Side Note: Some men claim that because they have beards, it’s useless to wear a respirator since you can’t get a perfect seal. I would say that a slight leak around the mask edge is better than getting huge lungfuls of Isopropanol and Resin directly. The 3M mask was too big for my face (it was better suited to Erin’s), and left a gap around the bottom. But I still didn’t smell resin/isopropanol while wearing it, and most importantly, my sinuses didn’t get plugged up when I wore it; unlike the time I got lazy and didn’t put it on.
One piece of PPE that I consider to be optional is Safety Glasses. Typically you would wear these to prevent getting a chemical splashed in your eyes. I don’t always wear safety glasses, and have never managed to splash myself in the face, but that doesn’t mean it can’t happen. Again, these are good for other situations as well, so it’s not a bad thing to have on hand. I personally wear the 3M safety goggles when I do other tasks like woodworking or working with fiberglass, because I have contact lenses and can’t stand getting anything in my eyes.
3) Cleanup Materials and equipment
What happens if you have a spill, splash, or catastrophe? Trust me, it’ll happen at some point. Resin is very messy and drippy, and it gets on everything, leaving a sticky and toxic surface. To get resin off a nonporous surface, simply use paper towel to soak up as much as possible, and then do a final wipe down with a clean paper towel soaked with Isopropanol to clean up any residue. To get it off a porous surface like clothing, you should remove the article of clothing and again try to soak up as much resin as possible with paper towels. Once you’ve soaked up as much as you can, expose the area to UV thoroughly to cure the resin and make it inert. All contaminated paper towels should also be exposed to UV; make sure they’re not crumpled up! All the resin should be exposed so that the paper towel can be thrown in the garbage later. Uncured liquid resin should never go in the garbage or down the drain, as it is very toxic to fish and wildlife even in small amounts.
If resin gets on your skin, DO NOT use Isopropanol to get it off! Isopropanol dissolves the resin, and it also is better at penetrating your skin than the resin is. So the two together means you will absorb more of the chemicals in the resin. Wipe the resin off with a clean paper towel and then wash the area with soap and water. Don’t let the water go down the drain if you can help it; contain the wash water and use a UV flashlight to cure any resin residue in it before it goes down the drain.
4) What to do with contaminated materials
What do you do with all that contaminated Isopropanol, or contaminated water (if you use water washable resin)? If you have a local facility for hazardous material drop off, you can take it there. If you don’t, you can UV cure the Isopropanol or water thoroughly, and either re-use it or let it passively evaporate outdoors. The leftover solids can then be thrown in the garbage. The same method can be used for anything else contaminated with resin; expose to UV until fully cured, then dispose of in the regular garbage. This includes your old Nitrile gloves, paper towels, anything you use to protect your table (like newspaper or aluminum foil), etc.

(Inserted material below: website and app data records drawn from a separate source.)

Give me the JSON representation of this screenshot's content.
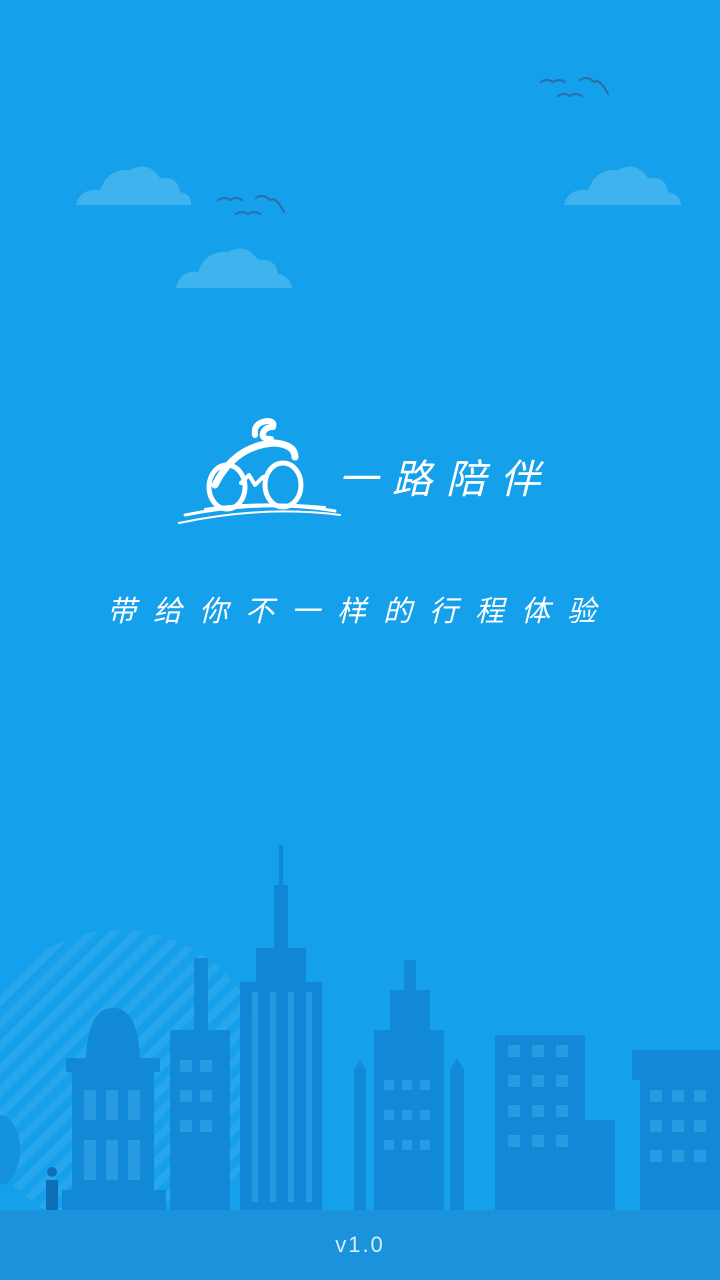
{
  "app": {
    "name": "一路陪伴",
    "slogan": "带给你不一样的行程体验",
    "version": "v1.0"
  },
  "colors": {
    "background": "#14a0ea",
    "cloud": "#3fb3ee",
    "building": "#1289d6",
    "ground": "#1a92dc",
    "text": "#ffffff"
  },
  "icons": [
    "cloud-icon",
    "bird-icon",
    "bicycle-rider-logo-icon",
    "city-skyline-illustration"
  ]
}
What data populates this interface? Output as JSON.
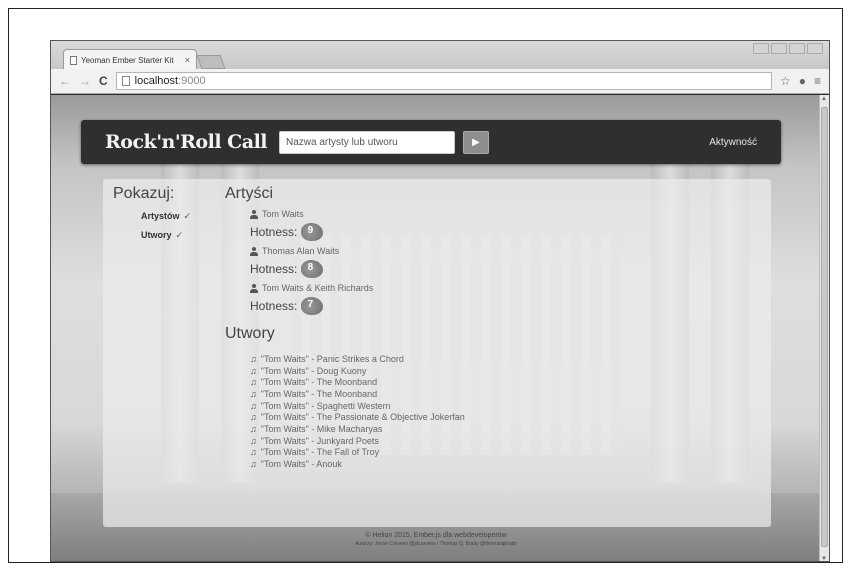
{
  "browser": {
    "tab_title": "Yeoman Ember Starter Kit",
    "tab_close": "×",
    "url_host": "localhost",
    "url_port": ":9000",
    "back": "←",
    "forward": "→",
    "reload": "C",
    "star": "☆",
    "menu": "≡"
  },
  "navbar": {
    "brand": "Rock'n'Roll Call",
    "search_placeholder": "Nazwa artysty lub utworu",
    "go_label": "▶",
    "activity": "Aktywność"
  },
  "sidebar": {
    "heading": "Pokazuj:",
    "filters": [
      {
        "label": "Artystów",
        "check": "✓"
      },
      {
        "label": "Utwory",
        "check": "✓"
      }
    ]
  },
  "artists": {
    "heading": "Artyści",
    "hotness_label": "Hotness:",
    "items": [
      {
        "name": "Tom Waits",
        "hotness": "9"
      },
      {
        "name": "Thomas Alan Waits",
        "hotness": "8"
      },
      {
        "name": "Tom Waits & Keith Richards",
        "hotness": "7"
      }
    ]
  },
  "tracks": {
    "heading": "Utwory",
    "items": [
      "\"Tom Waits\" - Panic Strikes a Chord",
      "\"Tom Waits\" - Doug Kuony",
      "\"Tom Waits\" - The Moonband",
      "\"Tom Waits\" - The Moonband",
      "\"Tom Waits\" - Spaghetti Western",
      "\"Tom Waits\" - The Passionate & Objective Jokerfan",
      "\"Tom Waits\" - Mike Macharyas",
      "\"Tom Waits\" - Junkyard Poets",
      "\"Tom Waits\" - The Fall of Troy",
      "\"Tom Waits\" - Anouk"
    ]
  },
  "footer": {
    "copyright": "© Helion 2015, Ember.js dla webdeveloperów",
    "authors": "Autorzy: Jesse Cravens @jdcravens i Thomas Q. Brady @thomasqbrady"
  }
}
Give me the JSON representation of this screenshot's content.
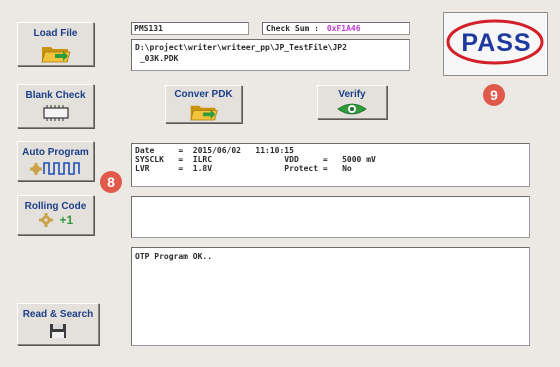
{
  "buttons": {
    "load_file": "Load File",
    "blank_check": "Blank Check",
    "convert_pdk": "Conver PDK",
    "verify": "Verify",
    "auto_program": "Auto Program",
    "rolling_code": "Rolling Code",
    "rolling_code_increment": "+1",
    "read_search": "Read & Search"
  },
  "file": {
    "chip": "PMS131",
    "checksum_label": "Check Sum :",
    "checksum_value": "0xF1A46",
    "path_line1": "D:\\project\\writer\\writeer_pp\\JP_TestFile\\JP2",
    "path_line2": " _03K.PDK"
  },
  "result": {
    "status": "PASS",
    "colors": {
      "ring": "#d21f2a",
      "text": "#1f3a9e"
    }
  },
  "info": {
    "line1": "Date     =  2015/06/02   11:10:15",
    "line2": "SYSCLK   =  ILRC               VDD     =   5000 mV",
    "line3": "LVR      =  1.8V               Protect =   No"
  },
  "log": {
    "message": "OTP Program OK.."
  },
  "markers": {
    "auto_program": "8",
    "pass": "9"
  },
  "icons": {
    "load_file": "folder-icon",
    "blank_check": "chip-icon",
    "convert_pdk": "folder-icon",
    "verify": "eye-icon",
    "auto_program": "waveform-icon",
    "rolling_code": "gear-icon",
    "read_search": "floppy-disk-icon"
  }
}
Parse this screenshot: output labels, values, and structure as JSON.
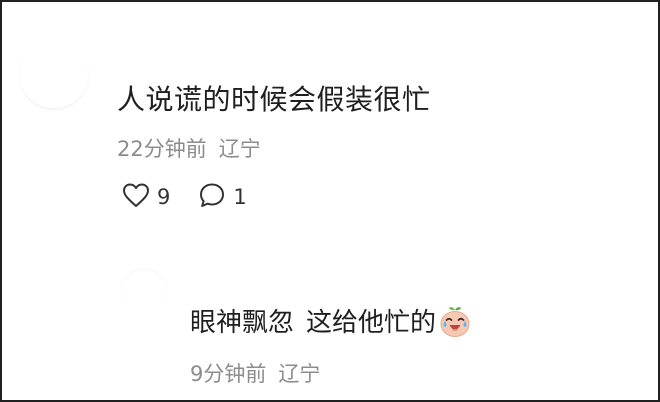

I hope this information is helpful to any new resin printers out there, and helps clear up any confusion about how to 3D print safely! If you liked this article or found it helpful, please leave a comment 🙂